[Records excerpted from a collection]

┌────────

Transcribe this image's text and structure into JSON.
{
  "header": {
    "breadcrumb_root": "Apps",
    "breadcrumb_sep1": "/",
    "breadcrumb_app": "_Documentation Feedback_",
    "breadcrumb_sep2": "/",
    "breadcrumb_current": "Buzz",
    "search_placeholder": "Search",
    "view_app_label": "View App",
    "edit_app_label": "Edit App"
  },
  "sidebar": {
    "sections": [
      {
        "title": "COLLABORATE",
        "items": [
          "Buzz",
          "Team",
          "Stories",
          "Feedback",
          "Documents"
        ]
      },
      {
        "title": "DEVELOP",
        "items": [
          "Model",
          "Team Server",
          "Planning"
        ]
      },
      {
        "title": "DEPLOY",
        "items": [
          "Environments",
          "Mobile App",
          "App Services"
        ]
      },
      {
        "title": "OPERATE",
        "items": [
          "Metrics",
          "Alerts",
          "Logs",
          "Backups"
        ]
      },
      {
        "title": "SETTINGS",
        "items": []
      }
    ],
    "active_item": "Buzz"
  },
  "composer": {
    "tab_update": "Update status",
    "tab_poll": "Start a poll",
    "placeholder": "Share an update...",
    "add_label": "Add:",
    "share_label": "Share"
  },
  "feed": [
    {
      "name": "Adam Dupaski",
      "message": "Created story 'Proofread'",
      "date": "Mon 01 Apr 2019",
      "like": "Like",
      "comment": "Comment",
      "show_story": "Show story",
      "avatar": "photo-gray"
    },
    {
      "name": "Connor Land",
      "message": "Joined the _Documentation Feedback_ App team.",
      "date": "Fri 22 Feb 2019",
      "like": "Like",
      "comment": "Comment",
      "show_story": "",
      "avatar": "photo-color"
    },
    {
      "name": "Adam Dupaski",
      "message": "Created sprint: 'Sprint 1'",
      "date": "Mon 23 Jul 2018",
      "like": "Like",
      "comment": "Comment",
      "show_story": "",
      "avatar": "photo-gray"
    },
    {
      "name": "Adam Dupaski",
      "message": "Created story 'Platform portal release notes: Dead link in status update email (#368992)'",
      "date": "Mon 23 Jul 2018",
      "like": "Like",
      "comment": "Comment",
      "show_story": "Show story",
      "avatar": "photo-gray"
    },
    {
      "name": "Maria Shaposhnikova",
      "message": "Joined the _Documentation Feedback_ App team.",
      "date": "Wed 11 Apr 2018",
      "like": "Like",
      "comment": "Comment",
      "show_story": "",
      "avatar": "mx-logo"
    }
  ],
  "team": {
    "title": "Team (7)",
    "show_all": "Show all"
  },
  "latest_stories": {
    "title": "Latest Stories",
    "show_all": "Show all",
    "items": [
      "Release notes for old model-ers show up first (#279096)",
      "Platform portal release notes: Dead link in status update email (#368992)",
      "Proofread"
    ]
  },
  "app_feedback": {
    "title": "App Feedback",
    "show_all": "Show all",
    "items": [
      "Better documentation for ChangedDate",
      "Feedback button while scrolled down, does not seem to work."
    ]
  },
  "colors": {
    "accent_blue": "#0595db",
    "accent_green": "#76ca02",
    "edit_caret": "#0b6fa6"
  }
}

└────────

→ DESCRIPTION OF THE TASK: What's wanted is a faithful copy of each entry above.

→ TASK RESULT:
Transcribe this image's text and structure into JSON.
{
  "header": {
    "breadcrumb_root": "Apps",
    "breadcrumb_sep1": "/",
    "breadcrumb_app": "_Documentation Feedback_",
    "breadcrumb_sep2": "/",
    "breadcrumb_current": "Buzz",
    "search_placeholder": "Search",
    "view_app_label": "View App",
    "edit_app_label": "Edit App"
  },
  "sidebar": {
    "sections": [
      {
        "title": "COLLABORATE",
        "items": [
          "Buzz",
          "Team",
          "Stories",
          "Feedback",
          "Documents"
        ]
      },
      {
        "title": "DEVELOP",
        "items": [
          "Model",
          "Team Server",
          "Planning"
        ]
      },
      {
        "title": "DEPLOY",
        "items": [
          "Environments",
          "Mobile App",
          "App Services"
        ]
      },
      {
        "title": "OPERATE",
        "items": [
          "Metrics",
          "Alerts",
          "Logs",
          "Backups"
        ]
      },
      {
        "title": "SETTINGS",
        "items": []
      }
    ],
    "active_item": "Buzz"
  },
  "composer": {
    "tab_update": "Update status",
    "tab_poll": "Start a poll",
    "placeholder": "Share an update...",
    "add_label": "Add:",
    "share_label": "Share"
  },
  "feed": [
    {
      "name": "Adam Dupaski",
      "message": "Created story 'Proofread'",
      "date": "Mon 01 Apr 2019",
      "like": "Like",
      "comment": "Comment",
      "show_story": "Show story",
      "avatar": "photo-gray"
    },
    {
      "name": "Connor Land",
      "message": "Joined the _Documentation Feedback_ App team.",
      "date": "Fri 22 Feb 2019",
      "like": "Like",
      "comment": "Comment",
      "show_story": "",
      "avatar": "photo-color"
    },
    {
      "name": "Adam Dupaski",
      "message": "Created sprint: 'Sprint 1'",
      "date": "Mon 23 Jul 2018",
      "like": "Like",
      "comment": "Comment",
      "show_story": "",
      "avatar": "photo-gray"
    },
    {
      "name": "Adam Dupaski",
      "message": "Created story 'Platform portal release notes: Dead link in status update email (#368992)'",
      "date": "Mon 23 Jul 2018",
      "like": "Like",
      "comment": "Comment",
      "show_story": "Show story",
      "avatar": "photo-gray"
    },
    {
      "name": "Maria Shaposhnikova",
      "message": "Joined the _Documentation Feedback_ App team.",
      "date": "Wed 11 Apr 2018",
      "like": "Like",
      "comment": "Comment",
      "show_story": "",
      "avatar": "mx-logo"
    }
  ],
  "team": {
    "title": "Team (7)",
    "show_all": "Show all"
  },
  "latest_stories": {
    "title": "Latest Stories",
    "show_all": "Show all",
    "items": [
      "Release notes for old model-ers show up first (#279096)",
      "Platform portal release notes: Dead link in status update email (#368992)",
      "Proofread"
    ]
  },
  "app_feedback": {
    "title": "App Feedback",
    "show_all": "Show all",
    "items": [
      "Better documentation for ChangedDate",
      "Feedback button while scrolled down, does not seem to work."
    ]
  },
  "colors": {
    "accent_blue": "#0595db",
    "accent_green": "#76ca02",
    "edit_caret": "#0b6fa6"
  }
}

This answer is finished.